What to produce = Your response must be made up of each line in the data below that contains the string "dirty".

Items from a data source
Segment Open

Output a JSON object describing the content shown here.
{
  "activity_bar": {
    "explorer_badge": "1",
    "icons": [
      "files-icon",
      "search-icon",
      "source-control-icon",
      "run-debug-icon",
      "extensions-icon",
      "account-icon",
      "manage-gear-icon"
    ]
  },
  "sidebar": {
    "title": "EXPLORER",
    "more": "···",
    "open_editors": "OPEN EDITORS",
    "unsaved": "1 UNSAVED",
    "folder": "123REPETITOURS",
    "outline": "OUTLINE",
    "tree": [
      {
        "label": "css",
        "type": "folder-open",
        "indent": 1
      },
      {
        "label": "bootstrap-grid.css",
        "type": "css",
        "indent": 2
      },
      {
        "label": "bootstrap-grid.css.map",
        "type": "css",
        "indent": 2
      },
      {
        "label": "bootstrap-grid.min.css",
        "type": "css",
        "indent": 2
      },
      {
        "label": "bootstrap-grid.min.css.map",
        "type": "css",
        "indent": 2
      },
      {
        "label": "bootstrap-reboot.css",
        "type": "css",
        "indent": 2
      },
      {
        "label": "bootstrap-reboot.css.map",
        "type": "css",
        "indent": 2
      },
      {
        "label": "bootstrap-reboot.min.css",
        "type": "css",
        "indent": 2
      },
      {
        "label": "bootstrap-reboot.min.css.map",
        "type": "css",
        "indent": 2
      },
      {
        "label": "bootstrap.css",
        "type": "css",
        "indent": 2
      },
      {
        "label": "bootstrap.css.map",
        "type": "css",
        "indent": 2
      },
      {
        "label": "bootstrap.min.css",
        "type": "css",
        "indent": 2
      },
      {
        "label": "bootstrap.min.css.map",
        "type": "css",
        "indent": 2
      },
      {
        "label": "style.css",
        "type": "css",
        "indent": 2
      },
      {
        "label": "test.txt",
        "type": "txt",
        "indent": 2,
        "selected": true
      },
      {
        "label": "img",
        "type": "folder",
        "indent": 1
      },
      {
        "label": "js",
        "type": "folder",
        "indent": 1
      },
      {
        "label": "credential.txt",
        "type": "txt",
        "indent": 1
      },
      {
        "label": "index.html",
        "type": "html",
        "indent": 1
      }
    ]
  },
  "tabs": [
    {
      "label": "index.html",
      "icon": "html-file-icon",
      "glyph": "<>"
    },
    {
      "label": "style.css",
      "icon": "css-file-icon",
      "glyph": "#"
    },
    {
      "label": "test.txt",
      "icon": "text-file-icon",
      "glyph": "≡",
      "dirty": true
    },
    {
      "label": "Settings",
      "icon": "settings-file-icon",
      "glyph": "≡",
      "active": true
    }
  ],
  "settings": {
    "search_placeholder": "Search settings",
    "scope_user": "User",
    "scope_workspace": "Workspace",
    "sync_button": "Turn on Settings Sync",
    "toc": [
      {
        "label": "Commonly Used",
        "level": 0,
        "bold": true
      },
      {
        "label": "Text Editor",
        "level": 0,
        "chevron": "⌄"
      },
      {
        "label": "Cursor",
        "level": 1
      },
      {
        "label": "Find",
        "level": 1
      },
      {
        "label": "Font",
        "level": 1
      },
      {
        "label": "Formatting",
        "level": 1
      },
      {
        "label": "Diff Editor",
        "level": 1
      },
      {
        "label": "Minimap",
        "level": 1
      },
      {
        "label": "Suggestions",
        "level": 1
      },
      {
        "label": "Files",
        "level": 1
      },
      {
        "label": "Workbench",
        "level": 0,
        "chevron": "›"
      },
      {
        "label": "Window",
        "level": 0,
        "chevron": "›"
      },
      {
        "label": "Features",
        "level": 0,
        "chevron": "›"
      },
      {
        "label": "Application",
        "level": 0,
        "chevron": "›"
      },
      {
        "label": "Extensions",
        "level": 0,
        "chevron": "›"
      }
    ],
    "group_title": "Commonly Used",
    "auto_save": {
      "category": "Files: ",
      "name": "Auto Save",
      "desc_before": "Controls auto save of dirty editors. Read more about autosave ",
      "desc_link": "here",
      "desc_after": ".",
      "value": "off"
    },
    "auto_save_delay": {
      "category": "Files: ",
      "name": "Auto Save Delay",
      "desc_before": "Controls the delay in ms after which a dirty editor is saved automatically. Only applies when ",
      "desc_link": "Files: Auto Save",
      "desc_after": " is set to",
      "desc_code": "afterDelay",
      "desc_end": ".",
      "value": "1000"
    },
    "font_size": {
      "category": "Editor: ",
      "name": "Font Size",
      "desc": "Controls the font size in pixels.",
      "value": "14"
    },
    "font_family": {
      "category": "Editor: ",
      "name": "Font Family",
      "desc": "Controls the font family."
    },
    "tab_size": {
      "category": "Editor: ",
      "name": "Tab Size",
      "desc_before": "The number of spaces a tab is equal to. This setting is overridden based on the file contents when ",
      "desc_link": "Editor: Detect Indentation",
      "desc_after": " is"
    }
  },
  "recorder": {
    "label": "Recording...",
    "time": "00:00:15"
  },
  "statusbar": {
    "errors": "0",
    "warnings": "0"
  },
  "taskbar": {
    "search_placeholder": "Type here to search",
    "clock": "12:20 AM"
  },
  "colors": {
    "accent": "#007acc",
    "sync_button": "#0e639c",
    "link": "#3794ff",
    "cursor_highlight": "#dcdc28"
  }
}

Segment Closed

Reply =
      "dirty": true
      "desc_before": "Controls auto save of dirty editors. Read more about autosave ",
      "desc_before": "Controls the delay in ms after which a dirty editor is saved automatically. Only applies when ",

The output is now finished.